On Sarah Grimké's 11th birthday in 1803, her mother gives her a birthday gift she tries to refuse--10 year old Hetty Grimké--Sarah's very own slave. And so opens Sue Monk Kidd's third novel, The Invention of Wings. Inspired by the true story of early-nineteenth-century abolitionist and suffragist Sarah Grimké, Kidd paints a poignant depiction of two women inextricably linked by the horrors of slavery.
Sarah writes up a document to free Hetty, but as a member of one of Charleston, South Carolina's first families, her mother reminds her of what's expected of her and that she must oblige. And so the girls grow up together, yet separate, as a result of their very different circumstances. Their extraordinary story is told in the first person and alternates between the voices of Sarah and Hetty. Hetty, by the way, is the name given to her by the Grimkés. Her mother Charlotte named her Handful and carefully doles out bits of their past, stories of Handful's father, whom she'll never meet, and of Charlotte's own mother, who was brought to Charleston from Africa to become a slave as a small girl.
Because Charlotte is an exceptionally skilled seamstress, able to make very fine quilts and clothing, they have a fairly comfortable place in the household. As literacy for slaves is illegal, Charlotte sews Handful a story quilt that tells of the most significant events of her life, and that quilt imbues the storytelling tradition quite gracefully into the book.

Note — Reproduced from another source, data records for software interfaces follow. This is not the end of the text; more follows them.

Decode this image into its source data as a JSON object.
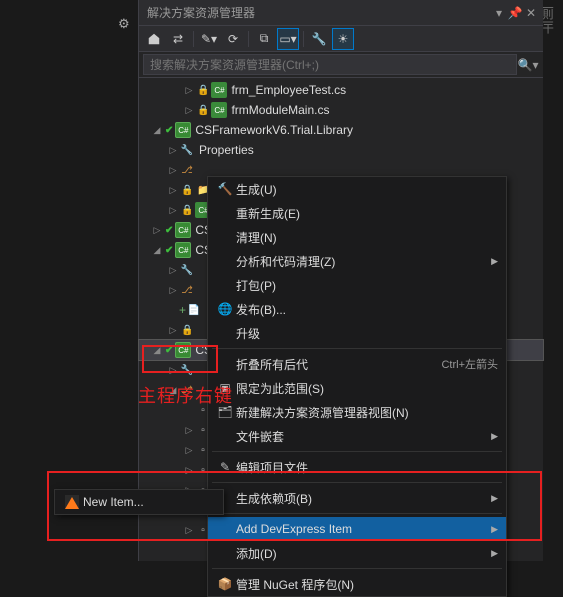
{
  "panel": {
    "title": "解决方案资源管理器"
  },
  "search": {
    "placeholder": "搜索解决方案资源管理器(Ctrl+;)"
  },
  "tree": {
    "file1": "frm_EmployeeTest.cs",
    "file2": "frmModuleMain.cs",
    "proj1": "CSFrameworkV6.Trial.Library",
    "props": "Properties",
    "csi_generic": "CSI",
    "csf_prefix": "CSF"
  },
  "context_menu": {
    "build": "生成(U)",
    "rebuild": "重新生成(E)",
    "clean": "清理(N)",
    "analyze": "分析和代码清理(Z)",
    "pack": "打包(P)",
    "publish": "发布(B)...",
    "upgrade": "升级",
    "collapse": "折叠所有后代",
    "collapse_shortcut": "Ctrl+左箭头",
    "scope": "限定为此范围(S)",
    "newview": "新建解决方案资源管理器视图(N)",
    "nesting": "文件嵌套",
    "editproj": "编辑项目文件",
    "builddep": "生成依赖项(B)",
    "add_dx": "Add DevExpress Item",
    "add": "添加(D)",
    "nuget": "管理 NuGet 程序包(N)"
  },
  "submenu": {
    "newitem": "New Item..."
  },
  "annotation": {
    "label": "主程序右键"
  }
}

Sarah's life also has confines. She is a very bright child encouraged to read books by her father and brother and she dreams of becoming a barrister. This idea is inevitably ruined as it clashes with Charleston's expectations of a young lady. She also learns that it's forbidden to instruct slave children to read, yet secretly she continues to teach Handful. While the girls share a lot over the years, there are nonetheless hurdles to their friendship. In particular, Sarah is haunted by a promise she made to Charlotte when she was very young.
Sarah has strong ideas about abolition and equality, and a time comes when she heads north to be free of her stuffy family and the institution of slavery, which she hates. Her adult life is influenced by a Quaker man and his religion. This also distances her from Handful, who must stay in Charleston. Eventually, Sarah and her younger sister, Nina become infamous activists for abolition and women's rights. While this allows her the independence she has long desired, Handful's fate is not so ideal.
Don't forget to read the Author's Note! It is important, as The Invention of Wings is a novel based on fact: the Grimké sisters were real-life abolitionists, and are joined in the historical record by a number of other characters in this novel, including Denmark Vesey, a free black man executed for planning a slave uprising; Lucretia Mott, a Quaker activist for women's rights and abolition; and Sarah Mapps Douglass, a free black activist and educator. Hetty Grimké's life, however, left few facts: she was given as a gift to Sarah, but disappears shortly thereafter from the historical record. And Charlotte is entirely Kidd's creation, a fascinating character who takes risks, hoping to find something better for herself and her family.
Readers of her previous novels, The Secret Life of Bees and The Mermaid Chair, will be familiar with the strong, sympathetic characters. A number of issues are deftly explored, including activism, feminism, abolition, religion, and relationships. It's profoundly engaging and thought-provoking and I very much look forward to her Milwaukee visit on Monday, February 10th. She'll be speaking in Centennial Hall (733 N Eighth St) at 7 p.m. A book signing will follow and books will be for sale. The event is sponsored by Boswell Book Company and the Friends of MPL.
Jacki @ Central